Even with Pau Gasol out of action due to viewing spinal surgeries, Spain has top-flight talent at their disposal. The young fella, Ricky Rubio, should be older and wiser to go along with mainstays Rudy Fernandez, Jose Calderon, and Juan Carlos Navarro in the backcourt. Felipe Reyes will need to step up his play along with lil’ Gasol, Marc, to protect the paint.
Lithuania isn’t the team of yesteryear as they received a wild card into the group of 24. Injuries have left them with a lack of size but they continue to find ways to win. I would not be surprised to see them in a battle with upstart Canada. The Canadians are that team that nobody wants to play. They have some nice pieces and are playing with confidence after knocking off China in a tune-up game.

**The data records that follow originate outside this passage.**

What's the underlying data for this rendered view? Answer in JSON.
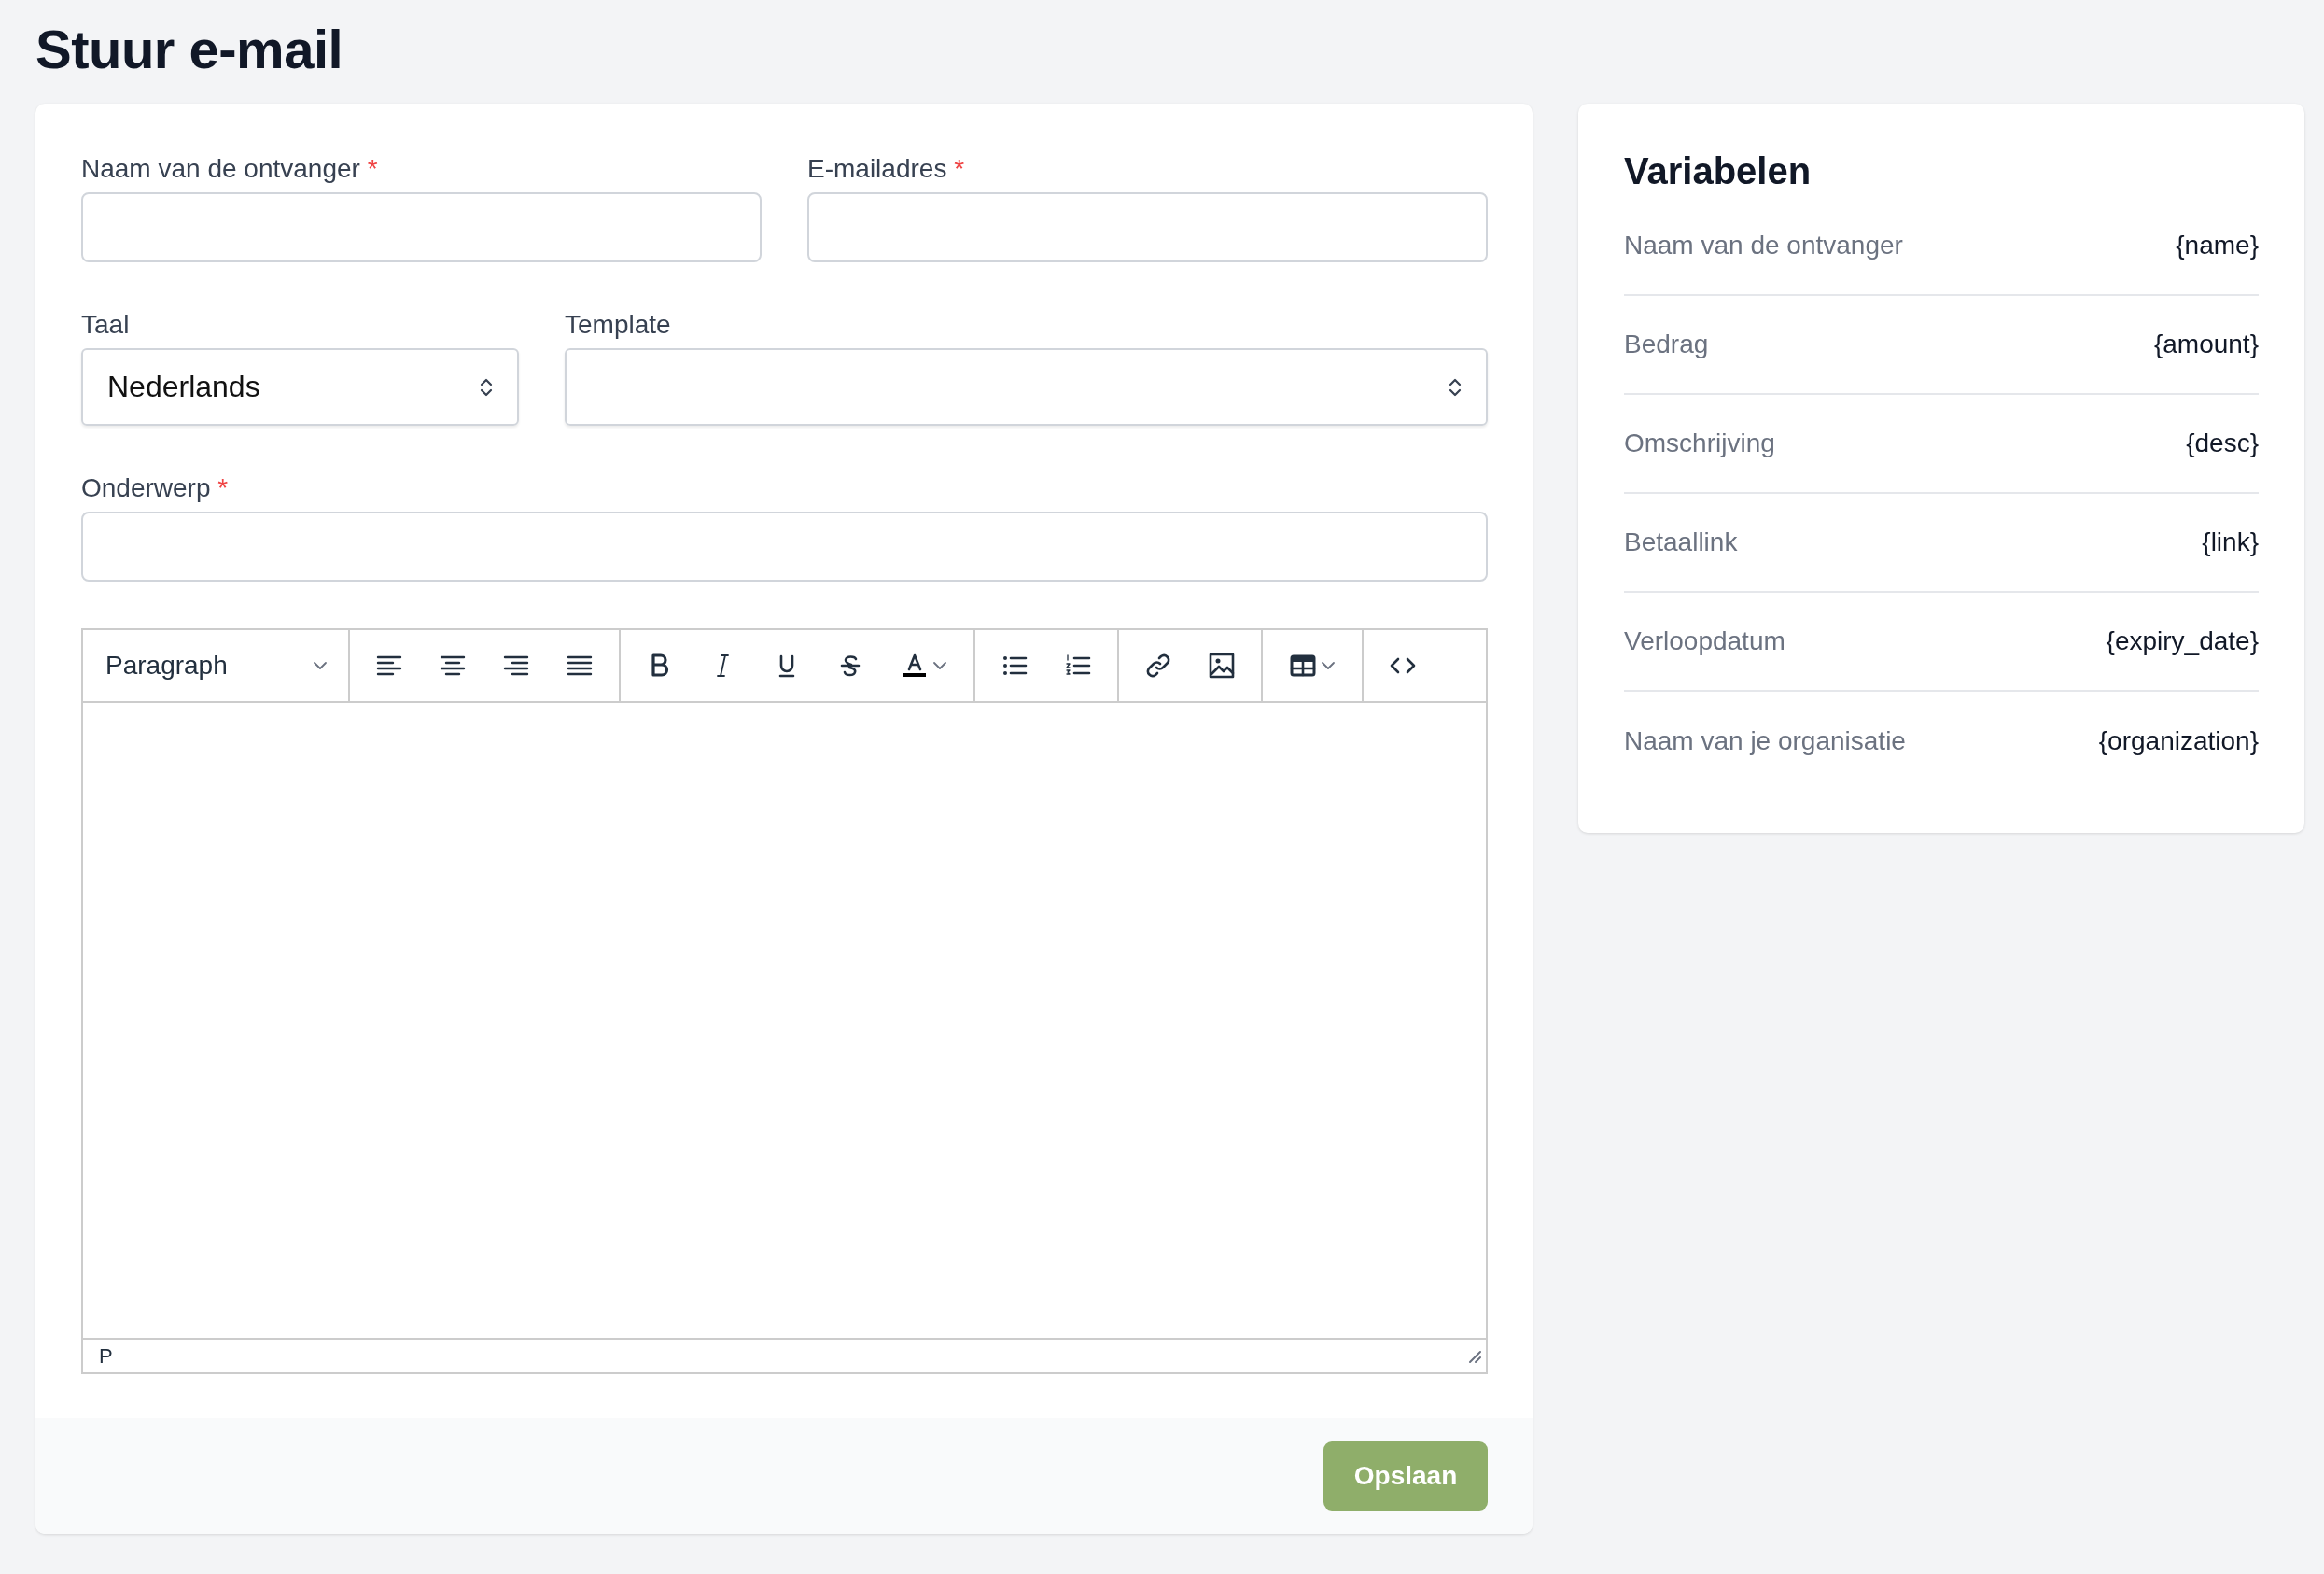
{
  "page": {
    "title": "Stuur e-mail"
  },
  "form": {
    "fields": [
      {
        "kind": "text",
        "label": "Naam van de ontvanger",
        "required_mark": "*"
      },
      {
        "kind": "text",
        "label": "E-mailadres",
        "required_mark": "*"
      },
      {
        "kind": "select",
        "label": "Taal",
        "value": "Nederlands"
      },
      {
        "kind": "select",
        "label": "Template"
      },
      {
        "kind": "text",
        "label": "Onderwerp",
        "required_mark": "*"
      }
    ],
    "editor": {
      "block_format": "Paragraph",
      "path": "P"
    },
    "save_button": "Opslaan"
  },
  "variables": {
    "title": "Variabelen",
    "items": [
      {
        "label": "Naam van de ontvanger",
        "token": "{name}"
      },
      {
        "label": "Bedrag",
        "token": "{amount}"
      },
      {
        "label": "Omschrijving",
        "token": "{desc}"
      },
      {
        "label": "Betaallink",
        "token": "{link}"
      },
      {
        "label": "Verloopdatum",
        "token": "{expiry_date}"
      },
      {
        "label": "Naam van je organisatie",
        "token": "{organization}"
      }
    ]
  }
}
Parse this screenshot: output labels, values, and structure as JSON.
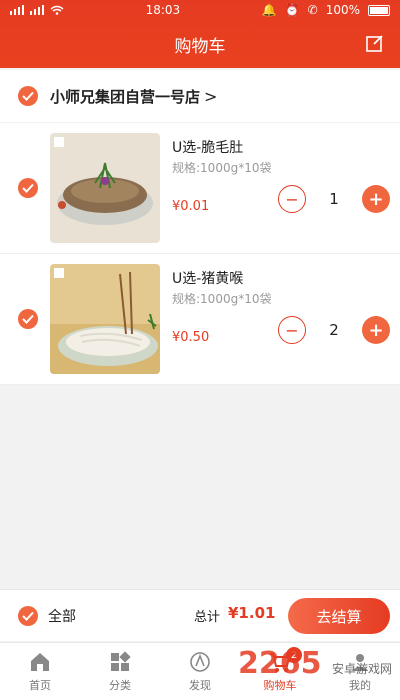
{
  "status": {
    "time": "18:03",
    "battery": "100%"
  },
  "header": {
    "title": "购物车"
  },
  "store": {
    "name": "小师兄集团自营一号店"
  },
  "items": [
    {
      "title": "U选-脆毛肚",
      "spec": "规格:1000g*10袋",
      "price": "¥0.01",
      "qty": "1"
    },
    {
      "title": "U选-猪黄喉",
      "spec": "规格:1000g*10袋",
      "price": "¥0.50",
      "qty": "2"
    }
  ],
  "checkout": {
    "all_label": "全部",
    "total_label": "总计",
    "total_value": "¥1.01",
    "pay_label": "去结算"
  },
  "tabs": [
    {
      "label": "首页",
      "icon": "home-icon"
    },
    {
      "label": "分类",
      "icon": "category-icon"
    },
    {
      "label": "发现",
      "icon": "discover-icon"
    },
    {
      "label": "购物车",
      "icon": "cart-icon",
      "badge": "2"
    },
    {
      "label": "我的",
      "icon": "user-icon"
    }
  ],
  "watermark": {
    "text": "2265",
    "sub": "安卓游戏网"
  },
  "colors": {
    "accent": "#e53b22",
    "check": "#f0663f"
  }
}
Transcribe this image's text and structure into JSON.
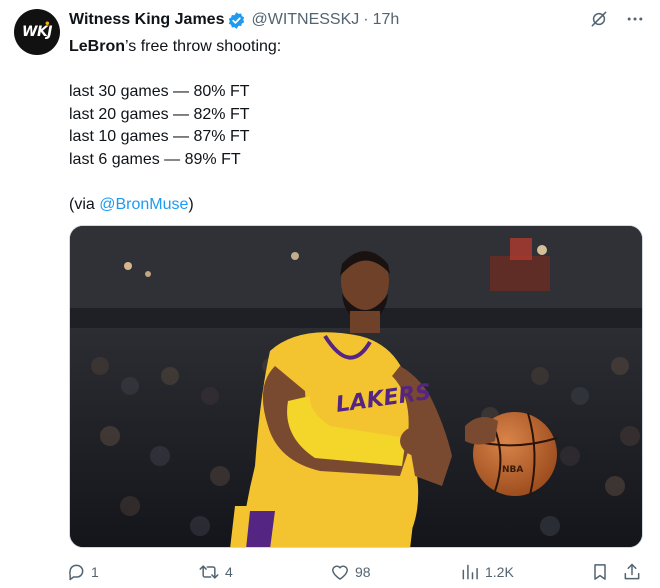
{
  "author": {
    "display_name": "Witness King James",
    "handle": "@WITNESSKJ",
    "separator": "·",
    "time": "17h",
    "avatar_text": "WKJ",
    "avatar_mark": "•"
  },
  "icons": {
    "verified": "verified-badge-icon",
    "grok": "grok-icon",
    "more": "more-icon",
    "reply": "reply-icon",
    "retweet": "retweet-icon",
    "like": "like-icon",
    "views": "views-icon",
    "bookmark": "bookmark-icon",
    "share": "share-icon"
  },
  "tweet": {
    "intro_bold": "LeBron",
    "intro_rest": "’s free throw shooting:",
    "stats": [
      "last 30 games — 80% FT",
      "last 20 games — 82% FT",
      "last 10 games — 87% FT",
      "last 6 games — 89% FT"
    ],
    "via_prefix": "(via ",
    "via_link": "@BronMuse",
    "via_suffix": ")"
  },
  "media": {
    "jersey_text": "LAKERS",
    "ball_text": "NBA"
  },
  "actions": {
    "replies": "1",
    "retweets": "4",
    "likes": "98",
    "views": "1.2K"
  },
  "colors": {
    "link": "#1d9bf0",
    "verified": "#1d9bf0",
    "lakers_gold": "#f4c430",
    "lakers_purple": "#552583",
    "secondary_text": "#536471"
  }
}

I’m curious to see what New Zealand and Lebanon bring to the party. The Tall Blacks have some players that pass the “eye” test but championships are won on the court, not on perception as you get off the bus. After a quick glance at the Lebanese roster you find yourself doing a double-take because five of Lebanon’s players were born in the United States. And if you’re basketball junkies you start to recognize some of the names. Matt Freije played at Vanderbilt and was an all-SEC player. Jackson Vroman played at Iowa State and briefly in the NBA before becoming a naturalized Lebanese citizen and joining their national team. Regardless, both squads will have a tough task trying to take down Spain and Lithuania.
I’m not into making predictions but there is the possibility of some fascinating basketball match-ups that would spark the world’s interest in basketball during this year’s championships. All eyes will be on the United States team but I think we could see a champion emerge from a different group. I like Spain but only because of their experience playing together. I’m also a fan of Puerto Rico, and that has nothing to do with one of my college teammates telling some girls that I was on the Puerto Rican Junior National team!
Nevertheless, the FIBA World Championship brings quality basketball to tickle your taste buds before the NBA season gets underway.
And besides, we all know we’ll watch because we’re hoop addicts.